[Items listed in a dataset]
· · · · · · ·

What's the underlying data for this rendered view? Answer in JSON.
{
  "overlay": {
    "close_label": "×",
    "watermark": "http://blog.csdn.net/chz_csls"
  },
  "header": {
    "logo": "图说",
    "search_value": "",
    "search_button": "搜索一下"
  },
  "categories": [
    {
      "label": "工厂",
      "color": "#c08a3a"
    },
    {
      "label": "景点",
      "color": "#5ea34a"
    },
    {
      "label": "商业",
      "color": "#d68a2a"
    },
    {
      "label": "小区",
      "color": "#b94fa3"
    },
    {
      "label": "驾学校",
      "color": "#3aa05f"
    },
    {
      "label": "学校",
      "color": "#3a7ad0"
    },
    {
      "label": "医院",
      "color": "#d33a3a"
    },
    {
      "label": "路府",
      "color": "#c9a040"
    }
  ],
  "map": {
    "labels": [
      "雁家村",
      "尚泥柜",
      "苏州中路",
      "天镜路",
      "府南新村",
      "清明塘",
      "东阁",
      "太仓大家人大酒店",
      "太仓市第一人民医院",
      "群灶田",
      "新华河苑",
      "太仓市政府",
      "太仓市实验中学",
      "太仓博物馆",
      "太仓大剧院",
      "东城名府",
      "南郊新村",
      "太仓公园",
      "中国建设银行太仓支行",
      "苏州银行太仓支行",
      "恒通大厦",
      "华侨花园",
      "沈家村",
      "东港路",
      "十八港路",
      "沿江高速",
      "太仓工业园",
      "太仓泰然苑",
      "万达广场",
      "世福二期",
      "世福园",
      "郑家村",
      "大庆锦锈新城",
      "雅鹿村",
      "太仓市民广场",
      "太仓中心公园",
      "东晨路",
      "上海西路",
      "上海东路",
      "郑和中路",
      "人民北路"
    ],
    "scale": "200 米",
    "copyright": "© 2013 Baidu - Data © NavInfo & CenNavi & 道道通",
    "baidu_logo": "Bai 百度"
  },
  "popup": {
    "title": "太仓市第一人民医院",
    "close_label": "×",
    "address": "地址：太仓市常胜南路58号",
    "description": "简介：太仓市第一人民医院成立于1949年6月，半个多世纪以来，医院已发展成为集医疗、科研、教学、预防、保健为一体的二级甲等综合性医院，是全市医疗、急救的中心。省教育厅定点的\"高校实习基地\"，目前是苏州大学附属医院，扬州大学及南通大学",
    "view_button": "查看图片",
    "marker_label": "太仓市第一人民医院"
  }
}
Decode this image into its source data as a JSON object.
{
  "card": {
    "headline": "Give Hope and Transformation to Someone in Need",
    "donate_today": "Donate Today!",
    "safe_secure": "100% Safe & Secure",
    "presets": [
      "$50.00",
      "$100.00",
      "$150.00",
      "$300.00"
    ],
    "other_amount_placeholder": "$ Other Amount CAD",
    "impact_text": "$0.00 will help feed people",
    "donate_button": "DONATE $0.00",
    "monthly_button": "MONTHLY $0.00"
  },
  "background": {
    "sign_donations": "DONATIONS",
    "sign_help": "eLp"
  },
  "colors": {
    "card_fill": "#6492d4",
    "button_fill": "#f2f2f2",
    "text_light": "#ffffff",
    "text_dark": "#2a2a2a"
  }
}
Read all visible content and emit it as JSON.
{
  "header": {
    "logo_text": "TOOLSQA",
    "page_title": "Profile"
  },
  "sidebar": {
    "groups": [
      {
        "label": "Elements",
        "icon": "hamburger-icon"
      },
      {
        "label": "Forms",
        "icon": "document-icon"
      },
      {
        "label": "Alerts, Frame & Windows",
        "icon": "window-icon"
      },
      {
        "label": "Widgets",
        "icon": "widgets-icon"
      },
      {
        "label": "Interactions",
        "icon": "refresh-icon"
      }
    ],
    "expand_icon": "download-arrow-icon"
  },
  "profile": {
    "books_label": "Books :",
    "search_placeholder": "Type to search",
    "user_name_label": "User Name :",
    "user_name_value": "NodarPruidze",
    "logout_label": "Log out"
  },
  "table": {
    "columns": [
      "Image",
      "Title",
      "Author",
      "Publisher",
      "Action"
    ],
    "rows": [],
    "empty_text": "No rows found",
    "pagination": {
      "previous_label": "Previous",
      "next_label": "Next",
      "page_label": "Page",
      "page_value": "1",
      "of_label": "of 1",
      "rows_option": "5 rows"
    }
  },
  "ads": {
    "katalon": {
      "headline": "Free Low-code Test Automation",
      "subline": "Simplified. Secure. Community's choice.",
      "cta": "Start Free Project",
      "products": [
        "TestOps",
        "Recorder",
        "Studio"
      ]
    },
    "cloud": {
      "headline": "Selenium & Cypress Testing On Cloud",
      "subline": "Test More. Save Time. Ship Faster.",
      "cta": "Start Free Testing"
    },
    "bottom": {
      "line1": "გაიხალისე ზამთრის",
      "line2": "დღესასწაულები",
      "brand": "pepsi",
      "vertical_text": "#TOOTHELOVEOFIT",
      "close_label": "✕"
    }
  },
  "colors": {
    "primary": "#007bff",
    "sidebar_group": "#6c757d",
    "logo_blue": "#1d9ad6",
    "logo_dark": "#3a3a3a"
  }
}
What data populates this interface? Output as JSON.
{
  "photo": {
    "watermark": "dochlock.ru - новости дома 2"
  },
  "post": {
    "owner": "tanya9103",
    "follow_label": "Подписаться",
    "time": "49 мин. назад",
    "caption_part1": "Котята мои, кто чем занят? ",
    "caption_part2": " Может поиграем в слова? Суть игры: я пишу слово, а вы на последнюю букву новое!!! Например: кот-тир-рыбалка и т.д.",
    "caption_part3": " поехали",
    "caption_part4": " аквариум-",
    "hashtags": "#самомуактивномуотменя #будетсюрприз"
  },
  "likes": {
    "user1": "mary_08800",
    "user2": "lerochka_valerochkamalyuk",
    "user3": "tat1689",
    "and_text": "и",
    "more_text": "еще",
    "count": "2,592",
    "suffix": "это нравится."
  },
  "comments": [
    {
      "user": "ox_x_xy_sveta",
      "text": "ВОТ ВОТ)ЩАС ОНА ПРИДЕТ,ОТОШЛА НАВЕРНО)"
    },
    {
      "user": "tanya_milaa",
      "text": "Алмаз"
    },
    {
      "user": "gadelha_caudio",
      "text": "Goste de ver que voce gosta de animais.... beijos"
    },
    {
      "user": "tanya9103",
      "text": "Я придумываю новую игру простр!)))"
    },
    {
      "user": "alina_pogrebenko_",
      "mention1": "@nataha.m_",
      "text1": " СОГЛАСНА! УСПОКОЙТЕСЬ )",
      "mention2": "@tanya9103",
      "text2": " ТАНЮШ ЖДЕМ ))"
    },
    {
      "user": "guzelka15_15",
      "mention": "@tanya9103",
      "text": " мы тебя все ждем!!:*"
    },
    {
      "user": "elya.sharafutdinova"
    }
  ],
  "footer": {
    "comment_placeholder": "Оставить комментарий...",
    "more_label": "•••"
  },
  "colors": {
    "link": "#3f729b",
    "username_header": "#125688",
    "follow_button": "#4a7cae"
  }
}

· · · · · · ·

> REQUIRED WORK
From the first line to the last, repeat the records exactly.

> RESPONSE TO THIS EXERCISE
What's the underlying data for this rendered view? Answer in JSON.
{
  "overlay": {
    "close_label": "×",
    "watermark": "http://blog.csdn.net/chz_csls"
  },
  "header": {
    "logo": "图说",
    "search_value": "",
    "search_button": "搜索一下"
  },
  "categories": [
    {
      "label": "工厂",
      "color": "#c08a3a"
    },
    {
      "label": "景点",
      "color": "#5ea34a"
    },
    {
      "label": "商业",
      "color": "#d68a2a"
    },
    {
      "label": "小区",
      "color": "#b94fa3"
    },
    {
      "label": "驾学校",
      "color": "#3aa05f"
    },
    {
      "label": "学校",
      "color": "#3a7ad0"
    },
    {
      "label": "医院",
      "color": "#d33a3a"
    },
    {
      "label": "路府",
      "color": "#c9a040"
    }
  ],
  "map": {
    "labels": [
      "雁家村",
      "尚泥柜",
      "苏州中路",
      "天镜路",
      "府南新村",
      "清明塘",
      "东阁",
      "太仓大家人大酒店",
      "太仓市第一人民医院",
      "群灶田",
      "新华河苑",
      "太仓市政府",
      "太仓市实验中学",
      "太仓博物馆",
      "太仓大剧院",
      "东城名府",
      "南郊新村",
      "太仓公园",
      "中国建设银行太仓支行",
      "苏州银行太仓支行",
      "恒通大厦",
      "华侨花园",
      "沈家村",
      "东港路",
      "十八港路",
      "沿江高速",
      "太仓工业园",
      "太仓泰然苑",
      "万达广场",
      "世福二期",
      "世福园",
      "郑家村",
      "大庆锦锈新城",
      "雅鹿村",
      "太仓市民广场",
      "太仓中心公园",
      "东晨路",
      "上海西路",
      "上海东路",
      "郑和中路",
      "人民北路"
    ],
    "scale": "200 米",
    "copyright": "© 2013 Baidu - Data © NavInfo & CenNavi & 道道通",
    "baidu_logo": "Bai 百度"
  },
  "popup": {
    "title": "太仓市第一人民医院",
    "close_label": "×",
    "address": "地址：太仓市常胜南路58号",
    "description": "简介：太仓市第一人民医院成立于1949年6月，半个多世纪以来，医院已发展成为集医疗、科研、教学、预防、保健为一体的二级甲等综合性医院，是全市医疗、急救的中心。省教育厅定点的\"高校实习基地\"，目前是苏州大学附属医院，扬州大学及南通大学",
    "view_button": "查看图片",
    "marker_label": "太仓市第一人民医院"
  }
}
Decode this image into its source data as a JSON object.
{
  "card": {
    "headline": "Give Hope and Transformation to Someone in Need",
    "donate_today": "Donate Today!",
    "safe_secure": "100% Safe & Secure",
    "presets": [
      "$50.00",
      "$100.00",
      "$150.00",
      "$300.00"
    ],
    "other_amount_placeholder": "$ Other Amount CAD",
    "impact_text": "$0.00 will help feed people",
    "donate_button": "DONATE $0.00",
    "monthly_button": "MONTHLY $0.00"
  },
  "background": {
    "sign_donations": "DONATIONS",
    "sign_help": "eLp"
  },
  "colors": {
    "card_fill": "#6492d4",
    "button_fill": "#f2f2f2",
    "text_light": "#ffffff",
    "text_dark": "#2a2a2a"
  }
}
Read all visible content and emit it as JSON.
{
  "header": {
    "logo_text": "TOOLSQA",
    "page_title": "Profile"
  },
  "sidebar": {
    "groups": [
      {
        "label": "Elements",
        "icon": "hamburger-icon"
      },
      {
        "label": "Forms",
        "icon": "document-icon"
      },
      {
        "label": "Alerts, Frame & Windows",
        "icon": "window-icon"
      },
      {
        "label": "Widgets",
        "icon": "widgets-icon"
      },
      {
        "label": "Interactions",
        "icon": "refresh-icon"
      }
    ],
    "expand_icon": "download-arrow-icon"
  },
  "profile": {
    "books_label": "Books :",
    "search_placeholder": "Type to search",
    "user_name_label": "User Name :",
    "user_name_value": "NodarPruidze",
    "logout_label": "Log out"
  },
  "table": {
    "columns": [
      "Image",
      "Title",
      "Author",
      "Publisher",
      "Action"
    ],
    "rows": [],
    "empty_text": "No rows found",
    "pagination": {
      "previous_label": "Previous",
      "next_label": "Next",
      "page_label": "Page",
      "page_value": "1",
      "of_label": "of 1",
      "rows_option": "5 rows"
    }
  },
  "ads": {
    "katalon": {
      "headline": "Free Low-code Test Automation",
      "subline": "Simplified. Secure. Community's choice.",
      "cta": "Start Free Project",
      "products": [
        "TestOps",
        "Recorder",
        "Studio"
      ]
    },
    "cloud": {
      "headline": "Selenium & Cypress Testing On Cloud",
      "subline": "Test More. Save Time. Ship Faster.",
      "cta": "Start Free Testing"
    },
    "bottom": {
      "line1": "გაიხალისე ზამთრის",
      "line2": "დღესასწაულები",
      "brand": "pepsi",
      "vertical_text": "#TOOTHELOVEOFIT",
      "close_label": "✕"
    }
  },
  "colors": {
    "primary": "#007bff",
    "sidebar_group": "#6c757d",
    "logo_blue": "#1d9ad6",
    "logo_dark": "#3a3a3a"
  }
}
What data populates this interface? Output as JSON.
{
  "photo": {
    "watermark": "dochlock.ru - новости дома 2"
  },
  "post": {
    "owner": "tanya9103",
    "follow_label": "Подписаться",
    "time": "49 мин. назад",
    "caption_part1": "Котята мои, кто чем занят? ",
    "caption_part2": " Может поиграем в слова? Суть игры: я пишу слово, а вы на последнюю букву новое!!! Например: кот-тир-рыбалка и т.д.",
    "caption_part3": " поехали",
    "caption_part4": " аквариум-",
    "hashtags": "#самомуактивномуотменя #будетсюрприз"
  },
  "likes": {
    "user1": "mary_08800",
    "user2": "lerochka_valerochkamalyuk",
    "user3": "tat1689",
    "and_text": "и",
    "more_text": "еще",
    "count": "2,592",
    "suffix": "это нравится."
  },
  "comments": [
    {
      "user": "ox_x_xy_sveta",
      "text": "ВОТ ВОТ)ЩАС ОНА ПРИДЕТ,ОТОШЛА НАВЕРНО)"
    },
    {
      "user": "tanya_milaa",
      "text": "Алмаз"
    },
    {
      "user": "gadelha_caudio",
      "text": "Goste de ver que voce gosta de animais.... beijos"
    },
    {
      "user": "tanya9103",
      "text": "Я придумываю новую игру простр!)))"
    },
    {
      "user": "alina_pogrebenko_",
      "mention1": "@nataha.m_",
      "text1": " СОГЛАСНА! УСПОКОЙТЕСЬ )",
      "mention2": "@tanya9103",
      "text2": " ТАНЮШ ЖДЕМ ))"
    },
    {
      "user": "guzelka15_15",
      "mention": "@tanya9103",
      "text": " мы тебя все ждем!!:*"
    },
    {
      "user": "elya.sharafutdinova"
    }
  ],
  "footer": {
    "comment_placeholder": "Оставить комментарий...",
    "more_label": "•••"
  },
  "colors": {
    "link": "#3f729b",
    "username_header": "#125688",
    "follow_button": "#4a7cae"
  }
}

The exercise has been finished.